Poker is a card game where players make wagers against each other in an attempt to win money. The game has many variants, but the objective is to execute the most profitable actions (bet or fold) based on the information you have. Whether you’re a beginner or a seasoned pro, poker can improve your decision-making and problem-solving skills. It also helps to develop discipline, focus, and concentration.
One of the most important lessons in poker is how to control your emotions. While there are times when an unfiltered expression of anger or frustration is justified, it’s generally best to keep your emotions in check and to avoid letting your emotions boil over. This can be a hard skill to learn, but it’s crucial for success in poker and in life in general.
In addition to helping you manage your emotions, poker can also help you develop better self-awareness. By constantly monitoring your own feelings and moods at the table, you can learn to identify when your emotions are influencing your decisions. This can be a valuable skill to have in any situation, especially when it comes to relationships and work.
The game of poker can also teach you about probability and how to make mathematical calculations in your head. While this may seem like a trivial skill, it’s important to understand the odds of the game in order to make better decisions at the table. This can save you a lot of money in the long run.

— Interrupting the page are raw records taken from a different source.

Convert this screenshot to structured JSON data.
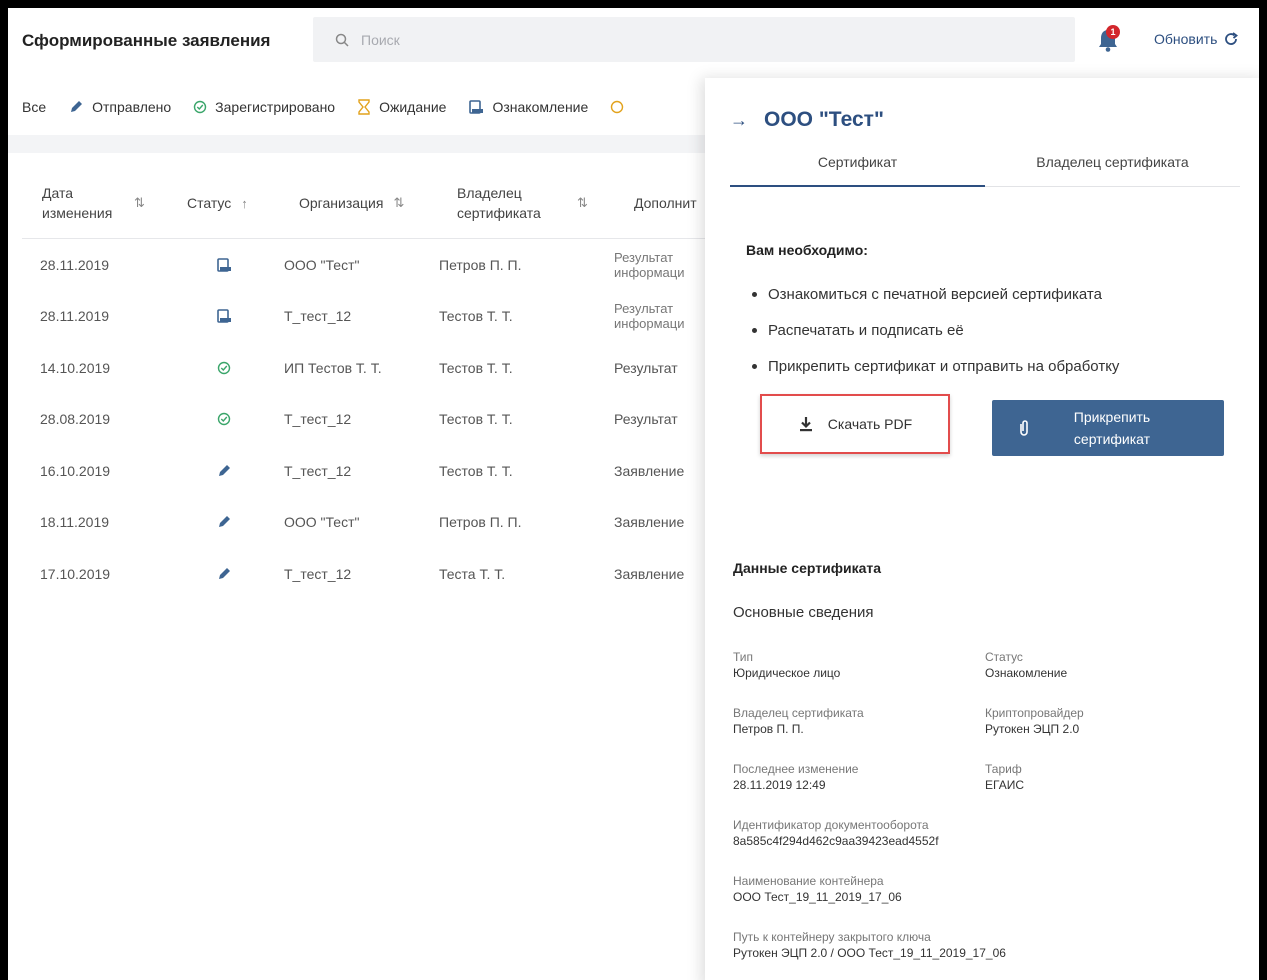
{
  "header": {
    "title": "Сформированные заявления",
    "search_placeholder": "Поиск",
    "notifications_count": "1",
    "refresh_label": "Обновить"
  },
  "filters": [
    {
      "label": "Все",
      "icon": "none"
    },
    {
      "label": "Отправлено",
      "icon": "pencil-icon"
    },
    {
      "label": "Зарегистрировано",
      "icon": "check-circle-icon"
    },
    {
      "label": "Ожидание",
      "icon": "hourglass-icon"
    },
    {
      "label": "Ознакомление",
      "icon": "document-icon"
    }
  ],
  "table": {
    "columns": [
      "Дата изменения",
      "Статус",
      "Организация",
      "Владелец сертификата",
      "Дополнит"
    ],
    "rows": [
      {
        "date": "28.11.2019",
        "status": "document",
        "org": "ООО \"Тест\"",
        "owner": "Петров П. П.",
        "extra": "Результат информаци"
      },
      {
        "date": "28.11.2019",
        "status": "document",
        "org": "Т_тест_12",
        "owner": "Тестов Т. Т.",
        "extra": "Результат информаци"
      },
      {
        "date": "14.10.2019",
        "status": "check",
        "org": "ИП Тестов Т. Т.",
        "owner": "Тестов Т. Т.",
        "extra": "Результат"
      },
      {
        "date": "28.08.2019",
        "status": "check",
        "org": "Т_тест_12",
        "owner": "Тестов Т. Т.",
        "extra": "Результат"
      },
      {
        "date": "16.10.2019",
        "status": "pencil",
        "org": "Т_тест_12",
        "owner": "Тестов Т. Т.",
        "extra": "Заявление"
      },
      {
        "date": "18.11.2019",
        "status": "pencil",
        "org": "ООО \"Тест\"",
        "owner": "Петров П. П.",
        "extra": "Заявление"
      },
      {
        "date": "17.10.2019",
        "status": "pencil",
        "org": "Т_тест_12",
        "owner": "Теста Т. Т.",
        "extra": "Заявление"
      }
    ]
  },
  "panel": {
    "title": "ООО \"Тест\"",
    "tabs": [
      "Сертификат",
      "Владелец сертификата"
    ],
    "need_title": "Вам необходимо:",
    "need_items": [
      "Ознакомиться с печатной версией сертификата",
      "Распечатать и подписать её",
      "Прикрепить сертификат и отправить на обработку"
    ],
    "download_label": "Скачать PDF",
    "attach_label_1": "Прикрепить",
    "attach_label_2": "сертификат",
    "data_title": "Данные сертификата",
    "main_info": "Основные сведения",
    "fields": {
      "type_k": "Тип",
      "type_v": "Юридическое лицо",
      "status_k": "Статус",
      "status_v": "Ознакомление",
      "owner_k": "Владелец сертификата",
      "owner_v": "Петров П. П.",
      "crypto_k": "Криптопровайдер",
      "crypto_v": "Рутокен ЭЦП 2.0",
      "changed_k": "Последнее изменение",
      "changed_v": "28.11.2019 12:49",
      "tariff_k": "Тариф",
      "tariff_v": "ЕГАИС",
      "docflow_k": "Идентификатор документооборота",
      "docflow_v": "8a585c4f294d462c9aa39423ead4552f",
      "container_k": "Наименование контейнера",
      "container_v": "ООО Тест_19_11_2019_17_06",
      "path_k": "Путь к контейнеру закрытого ключа",
      "path_v": "Рутокен ЭЦП 2.0 / ООО Тест_19_11_2019_17_06"
    }
  },
  "colors": {
    "accent": "#2d4f80",
    "button": "#3e6592",
    "highlight": "#e24c4c",
    "badge": "#d2262c"
  }
}
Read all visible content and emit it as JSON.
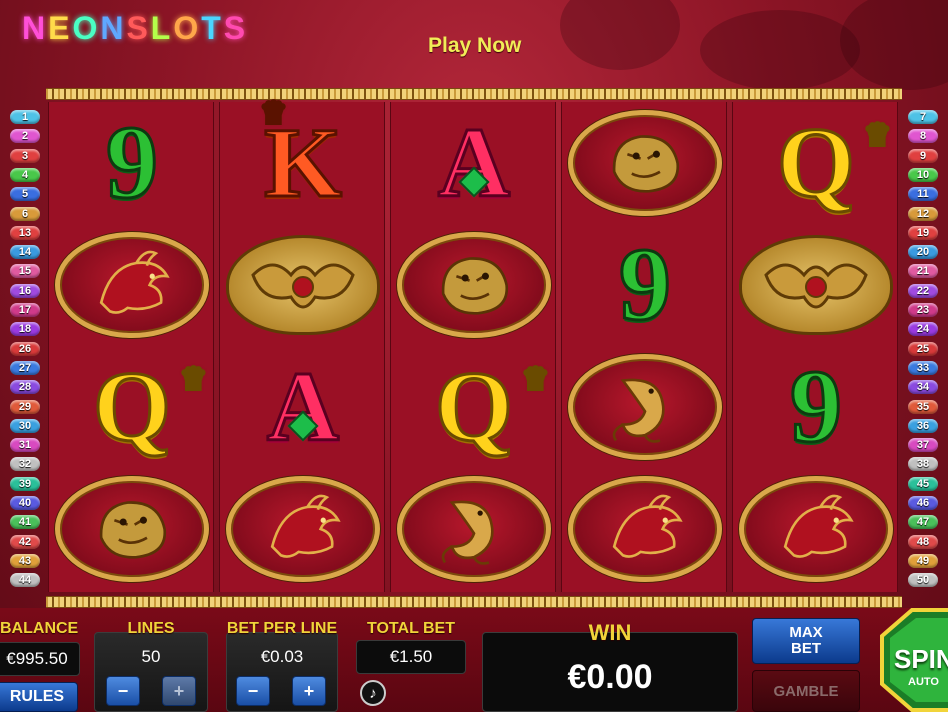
{
  "brand": {
    "letters": [
      "N",
      "E",
      "O",
      "N",
      "S",
      "L",
      "O",
      "T",
      "S"
    ],
    "colors": [
      "#ff4fd8",
      "#ffdb4a",
      "#4affc3",
      "#5fa8ff",
      "#ff5a5a",
      "#b4ff4a",
      "#ffa64a",
      "#4ad6ff",
      "#ff4ab0"
    ]
  },
  "header": {
    "play_now": "Play Now"
  },
  "reels": [
    [
      "nine",
      "phoenix",
      "queen",
      "tiger"
    ],
    [
      "king",
      "bat",
      "ace",
      "phoenix"
    ],
    [
      "ace",
      "tiger",
      "queen",
      "koi"
    ],
    [
      "tiger",
      "nine",
      "koi",
      "phoenix"
    ],
    [
      "queen",
      "bat",
      "nine",
      "phoenix"
    ]
  ],
  "symbols": {
    "nine": "9",
    "king": "K",
    "ace": "A",
    "queen": "Q"
  },
  "paylines": {
    "left": [
      "1",
      "2",
      "3",
      "4",
      "5",
      "6",
      "13",
      "14",
      "15",
      "16",
      "17",
      "18",
      "26",
      "27",
      "28",
      "29",
      "30",
      "31",
      "32",
      "39",
      "40",
      "41",
      "42",
      "43",
      "44"
    ],
    "right": [
      "7",
      "8",
      "9",
      "10",
      "11",
      "12",
      "19",
      "20",
      "21",
      "22",
      "23",
      "24",
      "25",
      "33",
      "34",
      "35",
      "36",
      "37",
      "38",
      "45",
      "46",
      "47",
      "48",
      "49",
      "50"
    ],
    "colors": [
      "#4ec2e6",
      "#e056d0",
      "#e04040",
      "#49c84a",
      "#3a6ee0",
      "#d89a3a",
      "#e04040",
      "#3a9ae0",
      "#e05aa0",
      "#a04ae0",
      "#d03a8a",
      "#9a3ae0",
      "#d83a3a",
      "#3a7ae0",
      "#8a4ae0",
      "#e05a3a",
      "#3aa0e0",
      "#d84ac0",
      "#c0c0c0",
      "#2ac09a",
      "#5a5ae0",
      "#4ac05a",
      "#e04a4a",
      "#e0a03a",
      "#c0c0c0"
    ]
  },
  "panel": {
    "balance_label": "BALANCE",
    "balance_value": "€995.50",
    "lines_label": "LINES",
    "lines_value": "50",
    "bet_label": "BET PER LINE",
    "bet_value": "€0.03",
    "total_label": "TOTAL BET",
    "total_value": "€1.50",
    "win_label": "WIN",
    "win_value": "€0.00",
    "rules": "RULES",
    "max_bet": "MAX BET",
    "gamble": "GAMBLE",
    "spin": "SPIN",
    "auto": "AUTO",
    "minus": "−",
    "plus": "+",
    "music_icon": "music-note-icon"
  }
}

Another useful skill that poker can teach you is how to read your opponents. Observing your opponents’ betting patterns can tell you a lot about their skill level and how they approach the game. For example, if you notice that a player is always folding early, they are likely to be conservative and can be easily read as a good bluff target. Aggressive players, on the other hand, tend to be risk-takers and often bet high in an effort to bluff their opponents into calling.
When playing poker, it’s best to play in position. This will give you more information about your opponents’ hands and allow you to control the size of the pot. In addition, you’ll be able to get more value out of your strong hands by being aggressive and raising when the time is right.
In the end, poker is a game of luck and skill, but the amount of skill that you bring to the table can dramatically improve your chances of winning. So, be sure to practice the game regularly and study your opponents to become a more well-rounded poker player. If you don’t have the time to play in person, there are plenty of online poker sites that offer video tutorials and guides to help you learn the game. Best of all, you can play poker anonymously online so that no one will recognize you. You can even play with your friends or family members who are not in the same location as you.